Study: Senior Executives More Comfortable With The Web

Senior executives in the world's major markets are going online more often, and are becoming more comfortable using the Internet, according to an Andersen Consulting survey of more than 1,700 leaders of some of the world's largest companies and government organizations. The worldwide comparison of executive's use of the Web in 1998 vs 1997 also shows that geographical gaps in access have narrowed, driven by a large number of senior executives in countries such as Australia, Spain, and the UK becoming wired to the 'Net and venturing online more frequently. "This increased Web usage may spur the worldwide senior-level support that is required for the rapid expansion of global electronic commerce," says C. Rudy Puryear, global managing partner, electronic commerce. Globally, Internet access enjoyed by CEOs, CFOs, and CIOs increased slightly: 92% had Web access in 1998, compared with 90% in 1997, the study found. Of those with access, 83% went online at least once a week in 1998, compared with 71% in 1997. Half of all executives "feel comfortable" online, up from a third in 1997. While more Japanese senior executives are going online once a week (81% in 1998, up from 72% in 1997), they continue to be the least comfortable in using the Web and rarely shop for goods online; 15% of Japanese executives expressed comfort and familiarity in using the 'Net, and only 13% have shopped on the Web. In comparison, almost two-thirds of American executives have shopped for goods online, significantly higher than the global average of nearly 50%. Overall, Canadian corporate executives are the most connected to the Web, followed by executives in the U.S., the UK, Australia, France, and Spain. Japan and Germany have the lowest senior executive Web access, and are the only countries surveyed with executive Web access rates lower than 90% (72% and 82%, respectively). Compared to their peers around the world, German executives are least likely to go online (66% once a week in 1998.)
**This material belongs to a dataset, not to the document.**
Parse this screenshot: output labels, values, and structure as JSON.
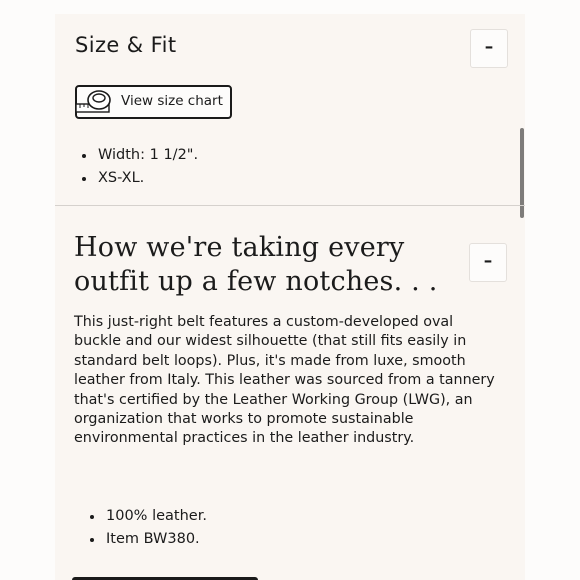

Hide comments

Comments

  • Allowed HTML tags: <em> <strong> <blockquote> <br> <p>

Plain text

  • No HTML tags allowed.
  • Web page addresses and e-mail addresses turn into links automatically.
  • Lines and paragraphs break automatically.
Publish